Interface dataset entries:
◇ ◇ ◇ ◇

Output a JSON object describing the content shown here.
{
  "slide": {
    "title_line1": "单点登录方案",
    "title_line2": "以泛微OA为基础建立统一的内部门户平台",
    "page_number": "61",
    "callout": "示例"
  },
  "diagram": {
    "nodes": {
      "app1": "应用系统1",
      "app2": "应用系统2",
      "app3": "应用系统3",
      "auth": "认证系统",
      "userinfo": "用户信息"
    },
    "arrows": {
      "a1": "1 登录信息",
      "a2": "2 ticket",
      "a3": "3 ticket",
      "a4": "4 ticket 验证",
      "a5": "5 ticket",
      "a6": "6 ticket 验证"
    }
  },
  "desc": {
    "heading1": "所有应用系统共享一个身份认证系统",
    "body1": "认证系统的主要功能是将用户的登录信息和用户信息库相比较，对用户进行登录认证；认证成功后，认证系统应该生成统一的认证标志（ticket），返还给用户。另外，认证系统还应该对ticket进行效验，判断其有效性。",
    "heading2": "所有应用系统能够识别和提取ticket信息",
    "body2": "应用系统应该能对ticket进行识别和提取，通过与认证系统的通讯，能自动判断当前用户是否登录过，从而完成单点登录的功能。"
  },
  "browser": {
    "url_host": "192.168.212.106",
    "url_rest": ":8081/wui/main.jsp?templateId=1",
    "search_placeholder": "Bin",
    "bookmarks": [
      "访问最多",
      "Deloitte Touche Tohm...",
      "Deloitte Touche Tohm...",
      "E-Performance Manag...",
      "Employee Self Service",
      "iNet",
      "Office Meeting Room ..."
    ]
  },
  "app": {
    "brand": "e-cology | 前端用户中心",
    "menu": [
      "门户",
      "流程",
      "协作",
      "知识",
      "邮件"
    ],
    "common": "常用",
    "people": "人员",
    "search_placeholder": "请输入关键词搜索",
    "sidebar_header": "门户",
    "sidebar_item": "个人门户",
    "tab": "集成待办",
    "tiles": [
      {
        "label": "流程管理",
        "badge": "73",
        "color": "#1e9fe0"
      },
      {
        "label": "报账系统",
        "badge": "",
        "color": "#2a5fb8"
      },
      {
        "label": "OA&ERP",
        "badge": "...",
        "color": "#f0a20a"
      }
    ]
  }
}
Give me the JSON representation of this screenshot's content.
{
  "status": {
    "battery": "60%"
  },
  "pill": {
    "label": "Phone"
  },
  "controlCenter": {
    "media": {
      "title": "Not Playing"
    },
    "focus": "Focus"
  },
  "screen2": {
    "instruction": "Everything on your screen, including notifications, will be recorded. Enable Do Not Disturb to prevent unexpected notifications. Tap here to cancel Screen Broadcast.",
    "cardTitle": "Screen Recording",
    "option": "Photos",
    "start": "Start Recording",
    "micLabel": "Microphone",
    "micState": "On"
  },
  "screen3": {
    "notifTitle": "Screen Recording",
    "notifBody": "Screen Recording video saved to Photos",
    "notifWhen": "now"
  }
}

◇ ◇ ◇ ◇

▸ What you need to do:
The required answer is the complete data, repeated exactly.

▸ Your response:
Output a JSON object describing the content shown here.
{
  "slide": {
    "title_line1": "单点登录方案",
    "title_line2": "以泛微OA为基础建立统一的内部门户平台",
    "page_number": "61",
    "callout": "示例"
  },
  "diagram": {
    "nodes": {
      "app1": "应用系统1",
      "app2": "应用系统2",
      "app3": "应用系统3",
      "auth": "认证系统",
      "userinfo": "用户信息"
    },
    "arrows": {
      "a1": "1 登录信息",
      "a2": "2 ticket",
      "a3": "3 ticket",
      "a4": "4 ticket 验证",
      "a5": "5 ticket",
      "a6": "6 ticket 验证"
    }
  },
  "desc": {
    "heading1": "所有应用系统共享一个身份认证系统",
    "body1": "认证系统的主要功能是将用户的登录信息和用户信息库相比较，对用户进行登录认证；认证成功后，认证系统应该生成统一的认证标志（ticket），返还给用户。另外，认证系统还应该对ticket进行效验，判断其有效性。",
    "heading2": "所有应用系统能够识别和提取ticket信息",
    "body2": "应用系统应该能对ticket进行识别和提取，通过与认证系统的通讯，能自动判断当前用户是否登录过，从而完成单点登录的功能。"
  },
  "browser": {
    "url_host": "192.168.212.106",
    "url_rest": ":8081/wui/main.jsp?templateId=1",
    "search_placeholder": "Bin",
    "bookmarks": [
      "访问最多",
      "Deloitte Touche Tohm...",
      "Deloitte Touche Tohm...",
      "E-Performance Manag...",
      "Employee Self Service",
      "iNet",
      "Office Meeting Room ..."
    ]
  },
  "app": {
    "brand": "e-cology | 前端用户中心",
    "menu": [
      "门户",
      "流程",
      "协作",
      "知识",
      "邮件"
    ],
    "common": "常用",
    "people": "人员",
    "search_placeholder": "请输入关键词搜索",
    "sidebar_header": "门户",
    "sidebar_item": "个人门户",
    "tab": "集成待办",
    "tiles": [
      {
        "label": "流程管理",
        "badge": "73",
        "color": "#1e9fe0"
      },
      {
        "label": "报账系统",
        "badge": "",
        "color": "#2a5fb8"
      },
      {
        "label": "OA&ERP",
        "badge": "...",
        "color": "#f0a20a"
      }
    ]
  }
}
Give me the JSON representation of this screenshot's content.
{
  "status": {
    "battery": "60%"
  },
  "pill": {
    "label": "Phone"
  },
  "controlCenter": {
    "media": {
      "title": "Not Playing"
    },
    "focus": "Focus"
  },
  "screen2": {
    "instruction": "Everything on your screen, including notifications, will be recorded. Enable Do Not Disturb to prevent unexpected notifications. Tap here to cancel Screen Broadcast.",
    "cardTitle": "Screen Recording",
    "option": "Photos",
    "start": "Start Recording",
    "micLabel": "Microphone",
    "micState": "On"
  },
  "screen3": {
    "notifTitle": "Screen Recording",
    "notifBody": "Screen Recording video saved to Photos",
    "notifWhen": "now"
  }
}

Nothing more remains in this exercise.